-- Opening Marker --

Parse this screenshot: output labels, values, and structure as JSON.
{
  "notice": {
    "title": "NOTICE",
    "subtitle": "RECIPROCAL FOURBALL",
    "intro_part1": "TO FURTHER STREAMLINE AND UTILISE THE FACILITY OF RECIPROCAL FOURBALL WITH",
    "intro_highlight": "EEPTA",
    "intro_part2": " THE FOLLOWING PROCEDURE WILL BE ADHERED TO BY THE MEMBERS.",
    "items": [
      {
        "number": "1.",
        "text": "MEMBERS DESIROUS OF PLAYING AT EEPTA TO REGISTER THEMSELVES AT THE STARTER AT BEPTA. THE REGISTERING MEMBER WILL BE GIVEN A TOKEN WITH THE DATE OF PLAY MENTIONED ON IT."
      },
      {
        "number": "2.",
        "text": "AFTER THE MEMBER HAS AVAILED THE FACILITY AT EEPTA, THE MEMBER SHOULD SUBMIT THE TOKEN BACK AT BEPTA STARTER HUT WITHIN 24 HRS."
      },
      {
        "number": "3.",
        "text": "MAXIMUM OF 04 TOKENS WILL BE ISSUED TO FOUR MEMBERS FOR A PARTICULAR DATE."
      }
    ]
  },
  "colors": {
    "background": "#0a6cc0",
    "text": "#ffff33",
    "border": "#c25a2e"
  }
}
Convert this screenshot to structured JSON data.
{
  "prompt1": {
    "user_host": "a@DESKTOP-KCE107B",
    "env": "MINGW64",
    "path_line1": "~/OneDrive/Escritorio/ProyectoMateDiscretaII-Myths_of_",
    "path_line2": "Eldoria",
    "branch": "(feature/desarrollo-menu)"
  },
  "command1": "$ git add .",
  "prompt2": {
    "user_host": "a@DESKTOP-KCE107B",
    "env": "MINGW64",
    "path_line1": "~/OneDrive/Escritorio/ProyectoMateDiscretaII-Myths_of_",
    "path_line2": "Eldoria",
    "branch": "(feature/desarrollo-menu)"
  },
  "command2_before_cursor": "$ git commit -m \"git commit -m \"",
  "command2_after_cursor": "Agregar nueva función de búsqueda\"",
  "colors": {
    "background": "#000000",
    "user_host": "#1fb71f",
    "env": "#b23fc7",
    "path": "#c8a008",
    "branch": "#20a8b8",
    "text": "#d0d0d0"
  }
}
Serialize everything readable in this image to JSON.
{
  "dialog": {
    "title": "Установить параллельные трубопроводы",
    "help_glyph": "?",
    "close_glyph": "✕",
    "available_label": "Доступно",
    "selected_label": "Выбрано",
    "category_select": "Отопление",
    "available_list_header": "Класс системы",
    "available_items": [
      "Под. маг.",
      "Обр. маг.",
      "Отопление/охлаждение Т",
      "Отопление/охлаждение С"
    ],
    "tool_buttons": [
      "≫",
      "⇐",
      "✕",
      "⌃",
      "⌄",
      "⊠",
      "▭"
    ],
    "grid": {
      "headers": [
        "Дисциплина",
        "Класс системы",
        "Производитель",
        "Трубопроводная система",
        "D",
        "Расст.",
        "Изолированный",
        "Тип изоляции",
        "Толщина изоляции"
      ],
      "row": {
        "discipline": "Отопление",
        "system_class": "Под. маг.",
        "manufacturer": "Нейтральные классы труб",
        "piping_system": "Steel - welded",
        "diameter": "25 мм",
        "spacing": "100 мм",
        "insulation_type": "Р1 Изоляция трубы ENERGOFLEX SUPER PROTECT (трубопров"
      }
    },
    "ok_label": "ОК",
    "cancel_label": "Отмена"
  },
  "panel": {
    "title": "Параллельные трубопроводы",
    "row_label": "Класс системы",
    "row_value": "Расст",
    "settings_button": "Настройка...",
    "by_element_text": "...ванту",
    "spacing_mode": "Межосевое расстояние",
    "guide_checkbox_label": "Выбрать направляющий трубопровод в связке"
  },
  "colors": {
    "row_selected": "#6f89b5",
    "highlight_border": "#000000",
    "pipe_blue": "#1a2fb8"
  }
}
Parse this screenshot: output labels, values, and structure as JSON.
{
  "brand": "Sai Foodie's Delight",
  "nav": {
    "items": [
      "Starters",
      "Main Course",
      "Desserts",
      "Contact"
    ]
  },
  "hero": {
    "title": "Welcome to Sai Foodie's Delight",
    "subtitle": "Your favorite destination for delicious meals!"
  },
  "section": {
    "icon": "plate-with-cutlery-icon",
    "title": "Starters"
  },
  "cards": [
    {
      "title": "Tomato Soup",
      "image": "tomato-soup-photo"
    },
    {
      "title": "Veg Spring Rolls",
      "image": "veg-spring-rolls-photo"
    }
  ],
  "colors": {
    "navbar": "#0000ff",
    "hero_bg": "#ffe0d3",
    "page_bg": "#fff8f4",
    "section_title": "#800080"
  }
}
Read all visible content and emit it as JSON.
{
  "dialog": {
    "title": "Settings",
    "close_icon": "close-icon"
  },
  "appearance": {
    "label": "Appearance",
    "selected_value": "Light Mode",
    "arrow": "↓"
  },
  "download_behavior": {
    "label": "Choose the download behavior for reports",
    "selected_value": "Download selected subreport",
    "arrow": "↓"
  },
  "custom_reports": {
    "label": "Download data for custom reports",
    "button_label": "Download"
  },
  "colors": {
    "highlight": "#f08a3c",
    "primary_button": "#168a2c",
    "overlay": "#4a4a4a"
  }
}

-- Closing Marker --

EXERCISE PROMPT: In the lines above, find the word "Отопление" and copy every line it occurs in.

RESULT OF THIS EXERCISE:
    "category_select": "Отопление",
      "Отопление/охлаждение Т",
      "Отопление/охлаждение С"
        "discipline": "Отопление",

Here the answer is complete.